Homily Second Sunday of Lent 5th March 2023
I am sure that every one of us has at one time or another had the experience of being struck with the fact that, at the heart of it all, things are really developing about as they should. It is as though the lid were being lifted off daily life for just a moment, and we see a hint of the real dynamics, the real value of those lives.
These moments bring into our lives a great gift, the gift of confidence in the present.
Christians usually find it easy to be confident about the past. It is a simple matter to see the hand of God at work when we look back. We can see how over the centuries, humankind has moved from a sort of fearful awe of natural powers, to a parent and child relationship with a personal God.
For a Christian it is relatively easy to be confident about the future. Over and over again we are reminded of Christ’s promise to return to human society, to take up his own personal rule over a new Kingdom.
But for a lot of people, even for believers, it seems to be a very difficult thing to work up any real trust in the present.

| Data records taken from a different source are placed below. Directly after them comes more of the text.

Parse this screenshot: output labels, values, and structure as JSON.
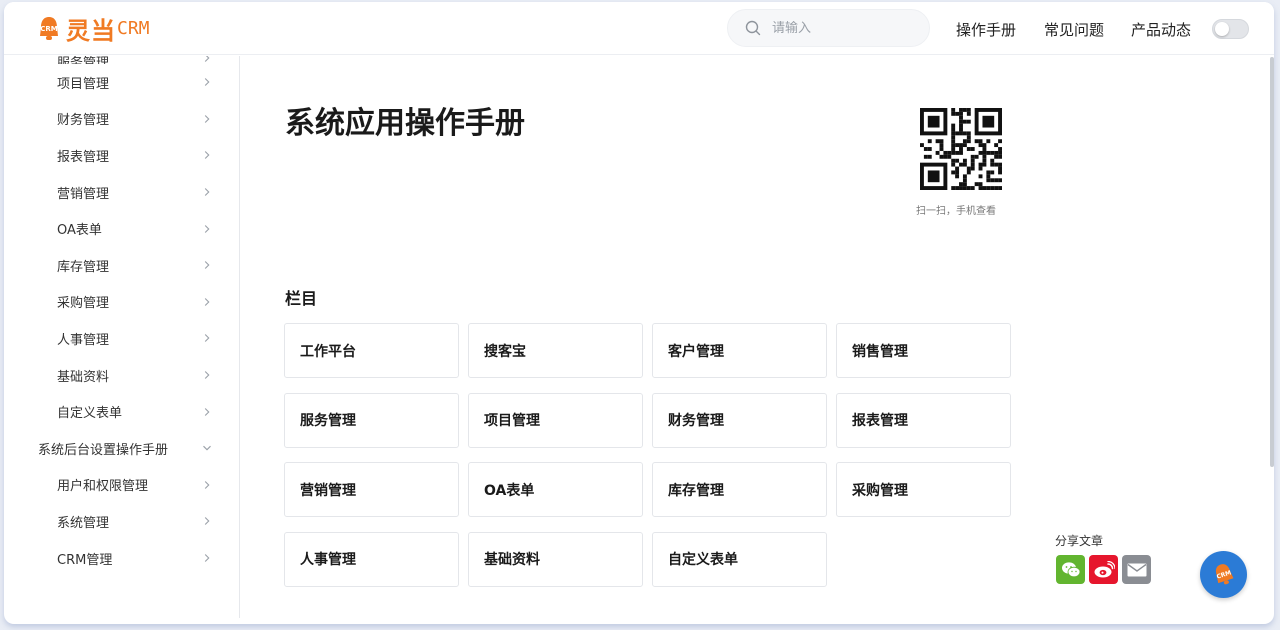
{
  "header": {
    "logo_text": "灵当",
    "logo_suffix": "CRM",
    "search_placeholder": "请输入",
    "nav": [
      "操作手册",
      "常见问题",
      "产品动态"
    ]
  },
  "sidebar": {
    "items": [
      {
        "label": "服务管理",
        "level": "sub",
        "chevron": "right"
      },
      {
        "label": "项目管理",
        "level": "sub",
        "chevron": "right"
      },
      {
        "label": "财务管理",
        "level": "sub",
        "chevron": "right"
      },
      {
        "label": "报表管理",
        "level": "sub",
        "chevron": "right"
      },
      {
        "label": "营销管理",
        "level": "sub",
        "chevron": "right"
      },
      {
        "label": "OA表单",
        "level": "sub",
        "chevron": "right"
      },
      {
        "label": "库存管理",
        "level": "sub",
        "chevron": "right"
      },
      {
        "label": "采购管理",
        "level": "sub",
        "chevron": "right"
      },
      {
        "label": "人事管理",
        "level": "sub",
        "chevron": "right"
      },
      {
        "label": "基础资料",
        "level": "sub",
        "chevron": "right"
      },
      {
        "label": "自定义表单",
        "level": "sub",
        "chevron": "right"
      },
      {
        "label": "系统后台设置操作手册",
        "level": "top",
        "chevron": "down"
      },
      {
        "label": "用户和权限管理",
        "level": "sub",
        "chevron": "right"
      },
      {
        "label": "系统管理",
        "level": "sub",
        "chevron": "right"
      },
      {
        "label": "CRM管理",
        "level": "sub",
        "chevron": "right"
      }
    ]
  },
  "main": {
    "title": "系统应用操作手册",
    "qr_caption": "扫一扫，手机查看",
    "section_title": "栏目",
    "cards": [
      "工作平台",
      "搜客宝",
      "客户管理",
      "销售管理",
      "服务管理",
      "项目管理",
      "财务管理",
      "报表管理",
      "营销管理",
      "OA表单",
      "库存管理",
      "采购管理",
      "人事管理",
      "基础资料",
      "自定义表单"
    ]
  },
  "share": {
    "label": "分享文章",
    "buttons": [
      "wechat-icon",
      "weibo-icon",
      "mail-icon"
    ]
  },
  "floating_button": {
    "icon": "crm-bell-icon",
    "text": "CRM"
  },
  "colors": {
    "brand": "#f07a23",
    "float": "#2b7bd6",
    "wechat": "#62b52f",
    "weibo": "#e6162d",
    "mail": "#8a8d93"
  }
}
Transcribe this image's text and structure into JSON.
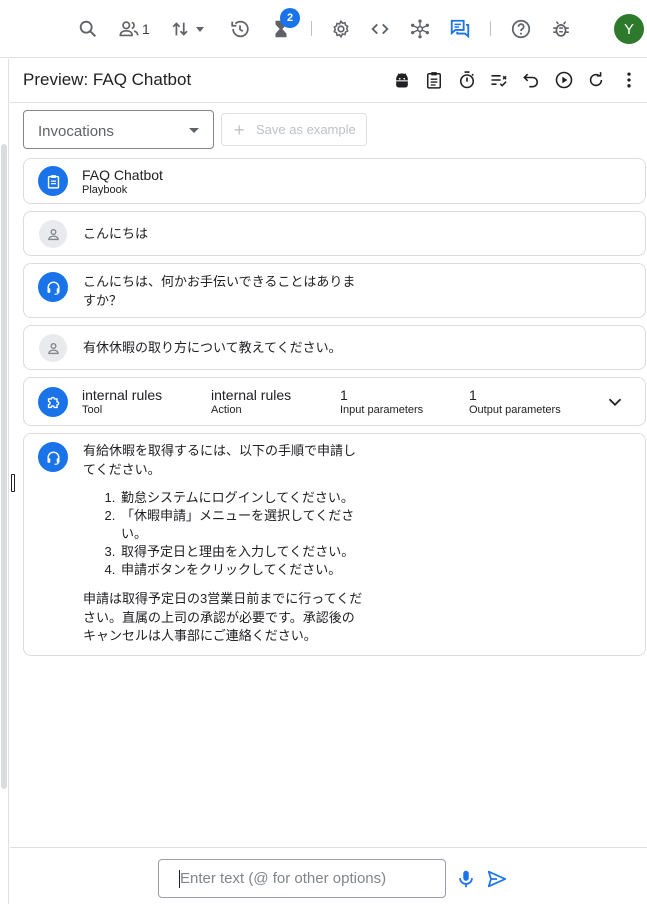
{
  "toolbar": {
    "agents_count": "1",
    "notifications_badge": "2",
    "avatar_initial": "Y",
    "icons": [
      "search-icon",
      "people-icon",
      "sort-icon",
      "history-icon",
      "hourglass-icon",
      "settings-icon",
      "code-icon",
      "hub-icon",
      "chat-icon",
      "help-icon",
      "bug-icon"
    ]
  },
  "preview": {
    "title": "Preview: FAQ Chatbot",
    "actions": [
      "android-icon",
      "clipboard-icon",
      "timer-icon",
      "playlist-check-icon",
      "undo-icon",
      "play-icon",
      "refresh-icon",
      "more-vert-icon"
    ]
  },
  "controls": {
    "select_value": "Invocations",
    "save_label": "Save as example"
  },
  "conversation": {
    "playbook": {
      "title": "FAQ Chatbot",
      "subtitle": "Playbook"
    },
    "user1": "こんにちは",
    "agent1_line1": "こんにちは、何かお手伝いできることはありま",
    "agent1_line2": "すか？",
    "user2": "有休休暇の取り方について教えてください。",
    "tool": {
      "name": "internal rules",
      "name_label": "Tool",
      "action": "internal rules",
      "action_label": "Action",
      "inputs": "1",
      "inputs_label": "Input parameters",
      "outputs": "1",
      "outputs_label": "Output parameters"
    },
    "agent2": {
      "intro_line1": "有給休暇を取得するには、以下の手順で申請し",
      "intro_line2": "てください。",
      "steps": [
        "勤怠システムにログインしてください。",
        "「休暇申請」メニューを選択してくださ",
        "取得予定日と理由を入力してください。",
        "申請ボタンをクリックしてください。"
      ],
      "step2_cont": "い。",
      "outro_line1": "申請は取得予定日の3営業日前までに行ってくだ",
      "outro_line2": "さい。直属の上司の承認が必要です。承認後の",
      "outro_line3": "キャンセルは人事部にご連絡ください。"
    }
  },
  "composer": {
    "placeholder": "Enter text (@ for other options)"
  },
  "colors": {
    "accent": "#1a73e8",
    "avatar": "#2d7a2d"
  }
}
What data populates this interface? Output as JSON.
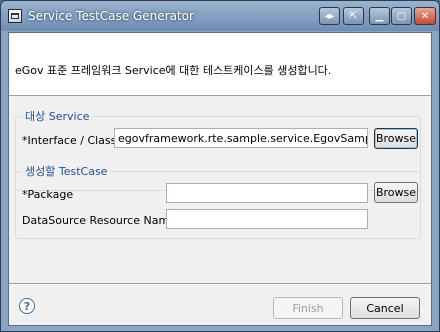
{
  "window": {
    "title": "Service TestCase Generator"
  },
  "titlebar_buttons": {
    "swap_icon": "arrows-lr-icon",
    "restore_icon": "restore-icon",
    "minimize_icon": "minimize-icon",
    "maximize_icon": "maximize-icon",
    "close_icon": "close-icon"
  },
  "header": {
    "description": "eGov 표준 프레임워크 Service에 대한 테스트케이스를 생성합니다."
  },
  "target_group": {
    "title": "대상 Service",
    "interface_label": "*Interface / Class",
    "interface_value": "egovframework.rte.sample.service.EgovSampleServic",
    "browse_label": "Browse"
  },
  "testcase_group": {
    "title": "생성할 TestCase",
    "package_label": "*Package",
    "package_value": "",
    "browse_label": "Browse",
    "datasource_label": "DataSource Resource Name",
    "datasource_value": ""
  },
  "footer": {
    "help_symbol": "?",
    "finish_label": "Finish",
    "cancel_label": "Cancel"
  }
}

From a steady stream of talk shows and public opinion polls, and just casual conversation, it is fairly easy to conclude that most of us probably fear, if not outright believe, that the forces for change that are at work around us right now are largely destructive ones.
Well, the Gospel reading for this weekend speaks to that. The fact is that the constructive hand of God is as much at work in the forces that are shaping our experience today as it was when the apostles were granted a glimpse beneath the surface, in the transfiguration, and they saw the Son of God moving in the midst of his people.
And that is the truth of the transfiguration. Even when hidden, Christ is fully and divinely at work in our lives, in the ideas, the feelings, the people that affect, change, and transform our lives.
And that means that people as ordinary as you and I can bring to bear on their challenges and problems not only their own efforts and abilities but those of Christ as well. We can never know the full result of our efforts because we can never know the full extent of the powers that are being poured into those efforts through us.
And I think that adds a dimension of depth to our Lenten reflections. It is great self-discipline indeed to confidently face one’s fears and hesitancy, to not trust them. To place one’s trust instead in the basic sense of righteousness, that sacred insight that “This is how my life should be, even if it doesn’t feel right for a while.” There is a tremendous power of Transfiguration in such a stance.